PROBLEM DETAILS — All of the entries below should be copied exactly as they appear.

(DATA TO USE begins)

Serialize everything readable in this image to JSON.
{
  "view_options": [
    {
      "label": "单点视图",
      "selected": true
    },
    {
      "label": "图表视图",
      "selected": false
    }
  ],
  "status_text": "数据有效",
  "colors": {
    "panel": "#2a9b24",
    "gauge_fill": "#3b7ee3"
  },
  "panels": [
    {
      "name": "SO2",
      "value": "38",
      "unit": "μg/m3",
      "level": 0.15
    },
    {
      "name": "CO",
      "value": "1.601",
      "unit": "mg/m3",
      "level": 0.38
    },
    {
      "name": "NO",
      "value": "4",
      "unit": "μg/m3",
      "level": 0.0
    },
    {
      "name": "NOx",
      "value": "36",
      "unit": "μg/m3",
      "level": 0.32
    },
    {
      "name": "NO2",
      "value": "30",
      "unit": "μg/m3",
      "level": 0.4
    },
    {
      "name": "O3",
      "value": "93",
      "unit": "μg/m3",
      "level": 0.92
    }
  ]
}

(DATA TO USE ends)

TASK RESULT —
Serialize everything readable in this image to JSON.
{
  "view_options": [
    {
      "label": "单点视图",
      "selected": true
    },
    {
      "label": "图表视图",
      "selected": false
    }
  ],
  "status_text": "数据有效",
  "colors": {
    "panel": "#2a9b24",
    "gauge_fill": "#3b7ee3"
  },
  "panels": [
    {
      "name": "SO2",
      "value": "38",
      "unit": "μg/m3",
      "level": 0.15
    },
    {
      "name": "CO",
      "value": "1.601",
      "unit": "mg/m3",
      "level": 0.38
    },
    {
      "name": "NO",
      "value": "4",
      "unit": "μg/m3",
      "level": 0.0
    },
    {
      "name": "NOx",
      "value": "36",
      "unit": "μg/m3",
      "level": 0.32
    },
    {
      "name": "NO2",
      "value": "30",
      "unit": "μg/m3",
      "level": 0.4
    },
    {
      "name": "O3",
      "value": "93",
      "unit": "μg/m3",
      "level": 0.92
    }
  ]
}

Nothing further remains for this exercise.